A BY-THE-NUMBERS LOOK AT ILLUSTRATOR ROBERT PEAK
By Robert Wilonsky and Rhonda Reinhart
Robert Peak is so often cited as “The Father of the Modern Movie Poster” that when you Google the latter, you inevitably get the former.
The ad man and maker of Time magazine covers painted more than 130 film posters in the 1960s, ’70s and ’80s, and was feted time and again “for injecting vitality and vibrant colors” into those works, as The New York Times noted upon his untimely death in 1992. Even an expurgated list of his work features some of the most recognizable movie art of the last half century, including West Side Story, Camelot, My Fair Lady, Excalibur, Rollerball, Funny Girl, The Spy Who Loved Me, Superman: The Movie, Enter the Dragon and the first five Star Trek films.
This month, Heritage Auctions offers a peek behind the poster when it presents The Art of Robert Peak Illustration Art Showcase Auction, an event that puts Peak in the starring role.
“This special auction is a fascinating trip not only through the history of a great American illustrator, but also through American popular culture in general during the latter half of the 20th century,” says Todd Hignite, Heritage Auctions Vice President and Senior Illustration and Comic Art expert. “This was a period when the biggest illustrators were hugely important arbiters of the zeitgeist. And nobody was a bigger cultural figure than Bob Peak.”
In honor of the March 10 event, and the artist who inspired it, we rounded up some of the celebrated illustrator’s most illustrious career highlights.
1961 THE YEAR West Side Story was released on the big screen, marking the debut of Peak’s first movie poster and kicking off his 30-year career in the film industry. Alive with movement and rendered in vivid shades of orange, pink and blue, Peak’s dynamic artwork for the film adaptation of the hit Broadway musical features a montage of characters and scenes from the Academy Award-winning movie.
$212,500 THE RECORD-BREAKING PRICE realized for a Marlon Brando painting Peak created for Apocalypse Now. The watercolor work, which became one of three posters the illustrator made for Francis Ford Coppola’s 1979 film, sold in an October 2021 Heritage auction. The dramatic painting – featuring Brando alone, water and sweat pouring off his shaved head – was brought to auction by Peak’s son, Roberto Santo, himself a renowned sculptor. “This particular piece is the epitome of what my father was all about: coming up with an image so startling, so spectacular, it sums up an entire movie,” Santo said at the time. “Two and a half hours pulled into one image.”

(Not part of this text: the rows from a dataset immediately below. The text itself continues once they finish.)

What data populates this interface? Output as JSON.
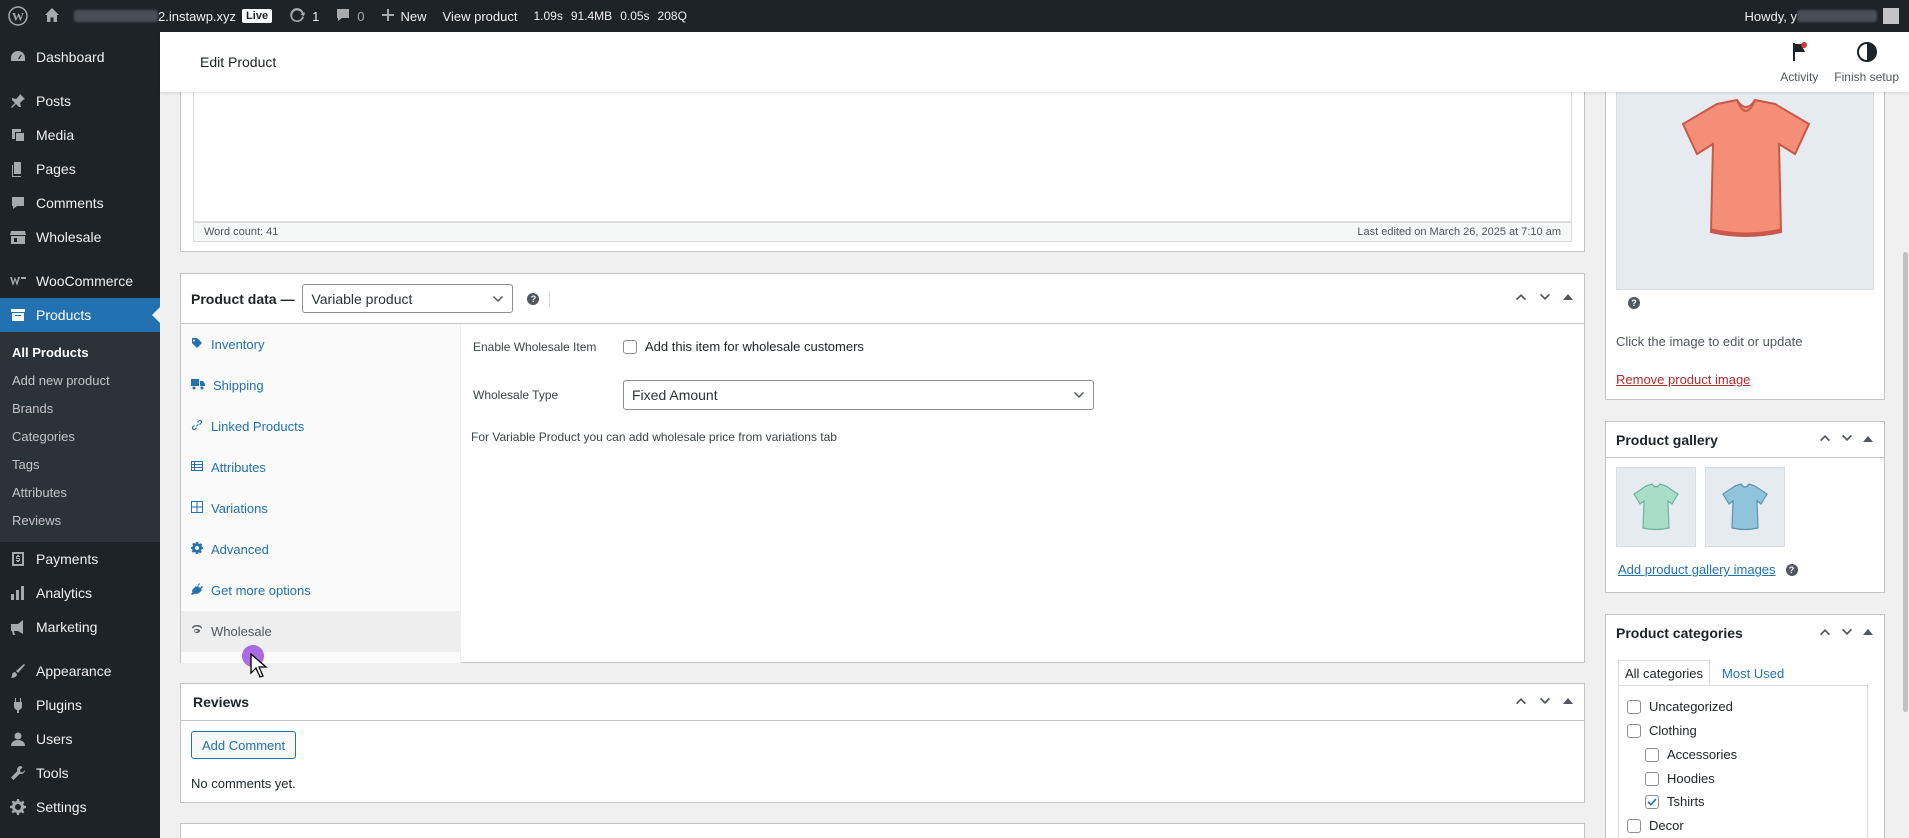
{
  "admin_bar": {
    "site_suffix": "2.instawp.xyz",
    "live_badge": "Live",
    "updates_count": "1",
    "comments_count": "0",
    "new_label": "New",
    "view_product": "View product",
    "perf_time": "1.09s",
    "perf_mem": "91.4MB",
    "perf_query_time": "0.05s",
    "perf_queries": "208Q",
    "howdy": "Howdy, y"
  },
  "sidebar": {
    "dashboard": "Dashboard",
    "posts": "Posts",
    "media": "Media",
    "pages": "Pages",
    "comments": "Comments",
    "wholesale": "Wholesale",
    "woocommerce": "WooCommerce",
    "products": "Products",
    "submenu": [
      "All Products",
      "Add new product",
      "Brands",
      "Categories",
      "Tags",
      "Attributes",
      "Reviews"
    ],
    "payments": "Payments",
    "analytics": "Analytics",
    "marketing": "Marketing",
    "appearance": "Appearance",
    "plugins": "Plugins",
    "users": "Users",
    "tools": "Tools",
    "settings": "Settings"
  },
  "header": {
    "title": "Edit Product",
    "activity": "Activity",
    "finish_setup": "Finish setup"
  },
  "editor": {
    "word_count": "Word count: 41",
    "last_edited": "Last edited on March 26, 2025 at 7:10 am"
  },
  "product_data": {
    "title": "Product data —",
    "type_selected": "Variable product",
    "tabs": [
      "Inventory",
      "Shipping",
      "Linked Products",
      "Attributes",
      "Variations",
      "Advanced",
      "Get more options",
      "Wholesale"
    ],
    "enable_label": "Enable Wholesale Item",
    "enable_checkbox_label": "Add this item for wholesale customers",
    "type_label": "Wholesale Type",
    "type_value": "Fixed Amount",
    "note": "For Variable Product you can add wholesale price from variations tab"
  },
  "reviews": {
    "title": "Reviews",
    "add_comment": "Add Comment",
    "empty": "No comments yet."
  },
  "product_image": {
    "hint": "Click the image to edit or update",
    "remove": "Remove product image"
  },
  "gallery": {
    "title": "Product gallery",
    "add_link": "Add product gallery images"
  },
  "categories": {
    "title": "Product categories",
    "tab_all": "All categories",
    "tab_most_used": "Most Used",
    "items": [
      {
        "label": "Uncategorized",
        "checked": false
      },
      {
        "label": "Clothing",
        "checked": false
      },
      {
        "label": "Accessories",
        "checked": false
      },
      {
        "label": "Hoodies",
        "checked": false
      },
      {
        "label": "Tshirts",
        "checked": true
      },
      {
        "label": "Decor",
        "checked": false
      }
    ]
  },
  "colors": {
    "admin_dark": "#1d2327",
    "accent": "#2271b1",
    "danger": "#b32d2e",
    "cursor": "#9b51e0"
  }
}
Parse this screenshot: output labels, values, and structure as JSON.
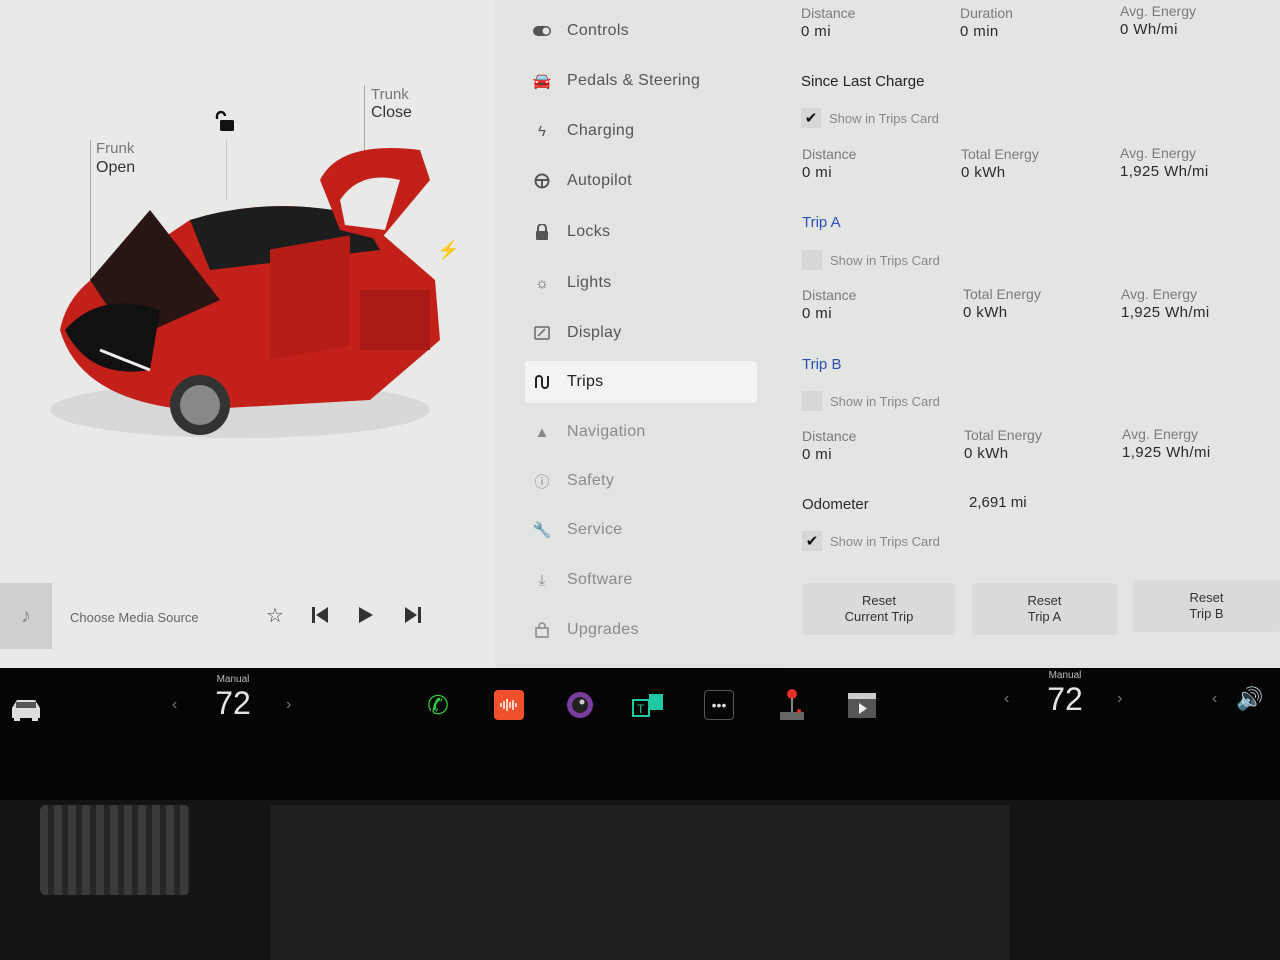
{
  "car_view": {
    "frunk": {
      "label": "Frunk",
      "state": "Open"
    },
    "trunk": {
      "label": "Trunk",
      "state": "Close"
    },
    "lock_state": "unlocked",
    "charge_port_icon": "bolt-icon",
    "car_color": "#c4201a"
  },
  "media": {
    "source_label": "Choose Media Source",
    "icons": [
      "music-note-icon",
      "star-icon",
      "previous-track-icon",
      "play-icon",
      "next-track-icon"
    ]
  },
  "nav": {
    "items": [
      {
        "label": "Controls",
        "icon": "toggle-icon"
      },
      {
        "label": "Pedals & Steering",
        "icon": "car-icon"
      },
      {
        "label": "Charging",
        "icon": "bolt-icon"
      },
      {
        "label": "Autopilot",
        "icon": "steering-wheel-icon"
      },
      {
        "label": "Locks",
        "icon": "lock-icon"
      },
      {
        "label": "Lights",
        "icon": "light-icon"
      },
      {
        "label": "Display",
        "icon": "display-icon"
      },
      {
        "label": "Trips",
        "icon": "trips-icon",
        "active": true
      },
      {
        "label": "Navigation",
        "icon": "navigation-icon"
      },
      {
        "label": "Safety",
        "icon": "safety-icon"
      },
      {
        "label": "Service",
        "icon": "wrench-icon"
      },
      {
        "label": "Software",
        "icon": "download-icon"
      },
      {
        "label": "Upgrades",
        "icon": "bag-icon"
      }
    ]
  },
  "trips": {
    "current": {
      "distance": {
        "label": "Distance",
        "value": "0 mi"
      },
      "duration": {
        "label": "Duration",
        "value": "0 min"
      },
      "avg_energy": {
        "label": "Avg. Energy",
        "value": "0 Wh/mi"
      }
    },
    "since_last_charge": {
      "title": "Since Last Charge",
      "show_in_card": {
        "label": "Show in Trips Card",
        "checked": true
      },
      "distance": {
        "label": "Distance",
        "value": "0 mi"
      },
      "total_energy": {
        "label": "Total Energy",
        "value": "0 kWh"
      },
      "avg_energy": {
        "label": "Avg. Energy",
        "value": "1,925 Wh/mi"
      }
    },
    "trip_a": {
      "title": "Trip A",
      "show_in_card": {
        "label": "Show in Trips Card",
        "checked": false
      },
      "distance": {
        "label": "Distance",
        "value": "0 mi"
      },
      "total_energy": {
        "label": "Total Energy",
        "value": "0 kWh"
      },
      "avg_energy": {
        "label": "Avg. Energy",
        "value": "1,925 Wh/mi"
      }
    },
    "trip_b": {
      "title": "Trip B",
      "show_in_card": {
        "label": "Show in Trips Card",
        "checked": false
      },
      "distance": {
        "label": "Distance",
        "value": "0 mi"
      },
      "total_energy": {
        "label": "Total Energy",
        "value": "0 kWh"
      },
      "avg_energy": {
        "label": "Avg. Energy",
        "value": "1,925 Wh/mi"
      }
    },
    "odometer": {
      "label": "Odometer",
      "value": "2,691 mi",
      "show_in_card": {
        "label": "Show in Trips Card",
        "checked": true
      }
    },
    "buttons": {
      "reset_current": [
        "Reset",
        "Current Trip"
      ],
      "reset_a": [
        "Reset",
        "Trip A"
      ],
      "reset_b": [
        "Reset",
        "Trip B"
      ]
    }
  },
  "taskbar": {
    "driver_temp": {
      "mode": "Manual",
      "value": "72"
    },
    "passenger_temp": {
      "mode": "Manual",
      "value": "72"
    },
    "apps": [
      "phone-icon",
      "audio-icon",
      "camera-icon",
      "toybox-icon",
      "more-apps-icon",
      "arcade-icon",
      "theater-icon"
    ],
    "colors": {
      "phone": "#2ecc40",
      "audio": "#f0502a",
      "camera": "#7a3ca0",
      "toybox": "#1ec8a0"
    }
  }
}
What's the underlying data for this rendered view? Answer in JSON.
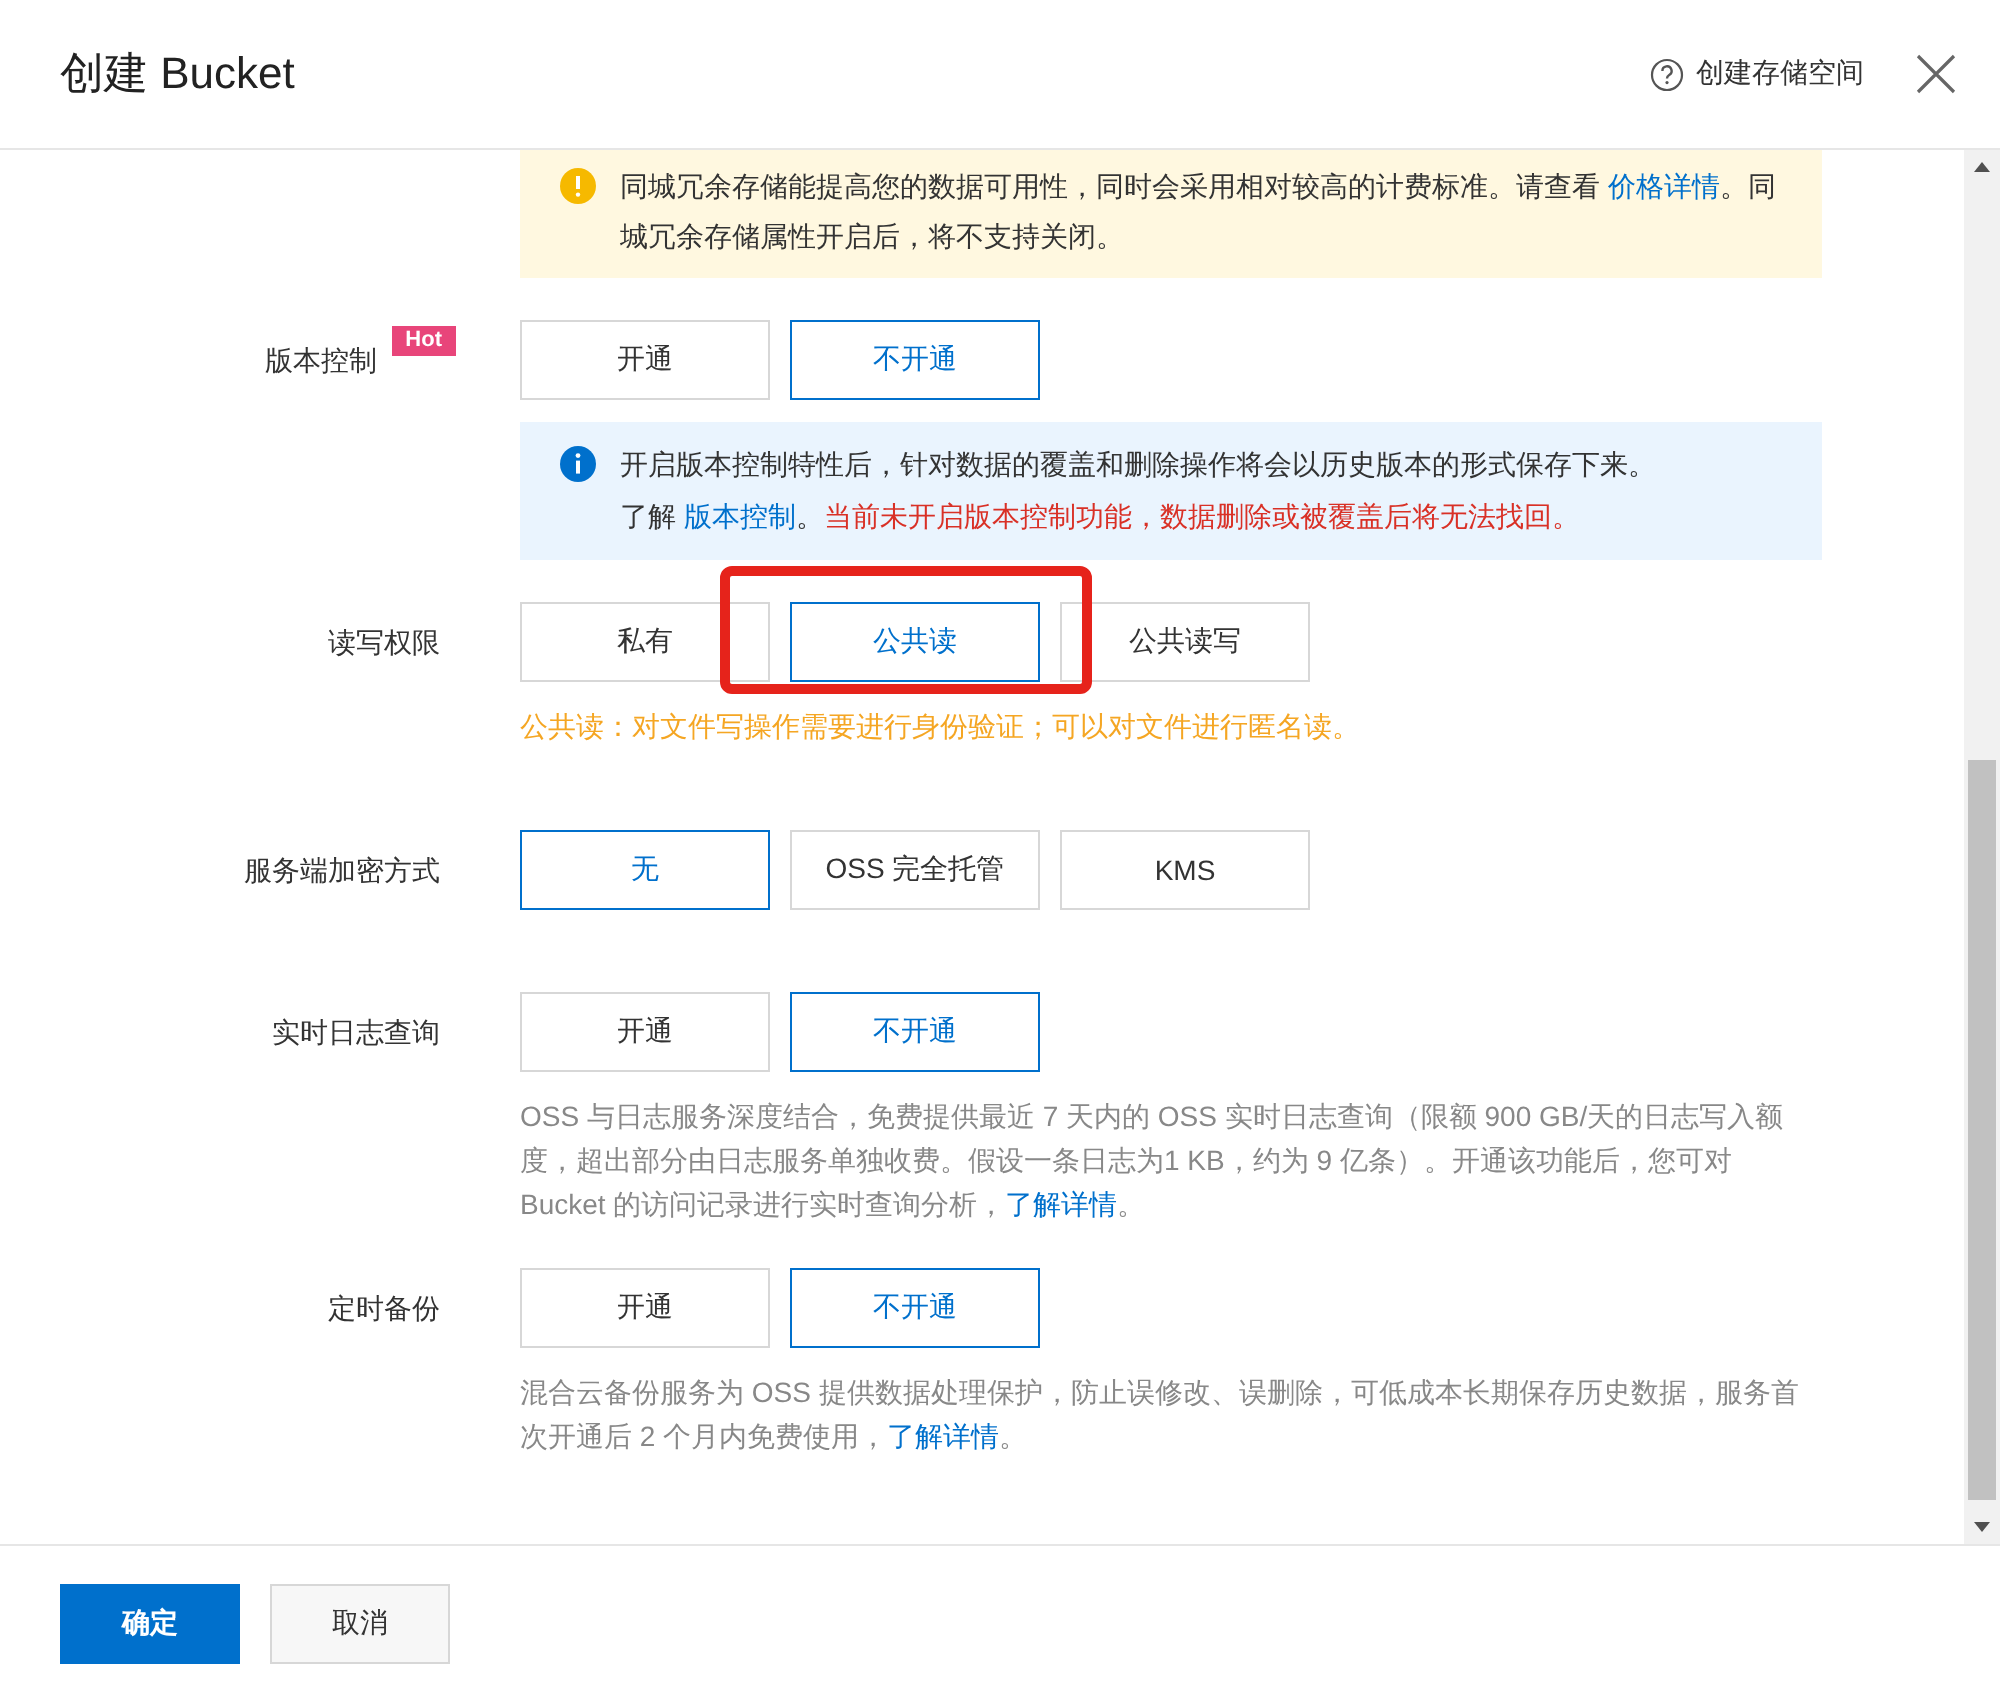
{
  "dialog": {
    "title": "创建 Bucket",
    "help_link": "创建存储空间"
  },
  "notice": {
    "kind": "warning",
    "parts": [
      {
        "kind": "plain",
        "text": "同城冗余存储能提高您的数据可用性，同时会采用相对较高的计费标准。请查看 "
      },
      {
        "kind": "link",
        "text": "价格详情"
      },
      {
        "kind": "plain",
        "text": "。同城冗余存储属性开启后，将不支持关闭。"
      }
    ]
  },
  "sections": [
    {
      "label": "版本控制",
      "badge": "Hot",
      "options": [
        {
          "label": "开通",
          "selected": false
        },
        {
          "label": "不开通",
          "selected": true
        }
      ],
      "notes": [
        {
          "kind": "info",
          "lines": [
            [
              {
                "kind": "plain",
                "text": "开启版本控制特性后，针对数据的覆盖和删除操作将会以历史版本的形式保存下来。"
              }
            ],
            [
              {
                "kind": "plain",
                "text": "了解 "
              },
              {
                "kind": "link",
                "text": "版本控制"
              },
              {
                "kind": "plain",
                "text": "。"
              },
              {
                "kind": "danger",
                "text": "当前未开启版本控制功能，数据删除或被覆盖后将无法找回。"
              }
            ]
          ]
        }
      ]
    },
    {
      "label": "读写权限",
      "annotation": {
        "kind": "highlight-box"
      },
      "options": [
        {
          "label": "私有",
          "selected": false
        },
        {
          "label": "公共读",
          "selected": true
        },
        {
          "label": "公共读写",
          "selected": false
        }
      ],
      "notes": [
        {
          "kind": "hint",
          "parts": [
            {
              "kind": "plain",
              "text": "公共读：对文件写操作需要进行身份验证；可以对文件进行匿名读。"
            }
          ]
        }
      ]
    },
    {
      "label": "服务端加密方式",
      "options": [
        {
          "label": "无",
          "selected": true
        },
        {
          "label": "OSS 完全托管",
          "selected": false
        },
        {
          "label": "KMS",
          "selected": false
        }
      ]
    },
    {
      "label": "实时日志查询",
      "options": [
        {
          "label": "开通",
          "selected": false
        },
        {
          "label": "不开通",
          "selected": true
        }
      ],
      "notes": [
        {
          "kind": "description",
          "parts": [
            {
              "kind": "plain",
              "text": "OSS 与日志服务深度结合，免费提供最近 7 天内的 OSS 实时日志查询（限额 900 GB/天的日志写入额度，超出部分由日志服务单独收费。假设一条日志为1 KB，约为 9 亿条）。开通该功能后，您可对 Bucket 的访问记录进行实时查询分析，"
            },
            {
              "kind": "link",
              "text": "了解详情"
            },
            {
              "kind": "plain",
              "text": "。"
            }
          ]
        }
      ]
    },
    {
      "label": "定时备份",
      "options": [
        {
          "label": "开通",
          "selected": false
        },
        {
          "label": "不开通",
          "selected": true
        }
      ],
      "notes": [
        {
          "kind": "description",
          "parts": [
            {
              "kind": "plain",
              "text": "混合云备份服务为 OSS 提供数据处理保护，防止误修改、误删除，可低成本长期保存历史数据，服务首次开通后 2 个月内免费使用，"
            },
            {
              "kind": "link",
              "text": "了解详情"
            },
            {
              "kind": "plain",
              "text": "。"
            }
          ]
        }
      ]
    }
  ],
  "footer": {
    "buttons": [
      {
        "label": "确定",
        "kind": "primary"
      },
      {
        "label": "取消",
        "kind": "secondary"
      }
    ]
  }
}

20 THE NUMBER OF WORKS by Peak that hang in the Smithsonian Institution’s National Portrait Gallery. A mix of drawings, paintings, prints and collages, the works include depictions of a variety of notable figures, such as Brando, Mother Teresa, Joni Mitchell, Richard Nixon and The Band – all of which were created for the cover of Time. The theatrical-release Apocalypse Now poster featuring Brando as Col. Kurtz also resides in the Smithsonian’s permanent collection.
30 THE NUMBER OF STAMPS Peak designed for the 1984 Olympic Games – the largest commission ever given to an individual artist by the United States Postal Service. Peak also created a series of watercolors depicting various Olympic sporting events for the book Golden Moments, published in 1984 by the U.S. Postal Service. Nineteen of those works sold in an October 2016 Heritage auction.
1977 THE YEAR the Society of Illustrators elected Peak to its Hall of Fame, where he joins greats such as Norman Rockwell, N.C. Wyeth, Frederic Remington and J.C. Leyendecker. Selected annually by former presidents of the society, honorees are chosen for distinguished achievement in the art of illustration.
54 THE NUMBER OF LOTS in Heritage’s Peak-focused auction, including works created for a variety of advertisements, magazines and critically acclaimed movies. Among the highlights are comps for films such as License to Kill, Apocalypse Now, Black Stallion and Pennies from Heaven – all of which showcase Peak’s unique ability to capture the essence of a movie’s main character – as well as a charcoal-on-paper drawing of Brando made for a Schaefer Award Theatre advertisement.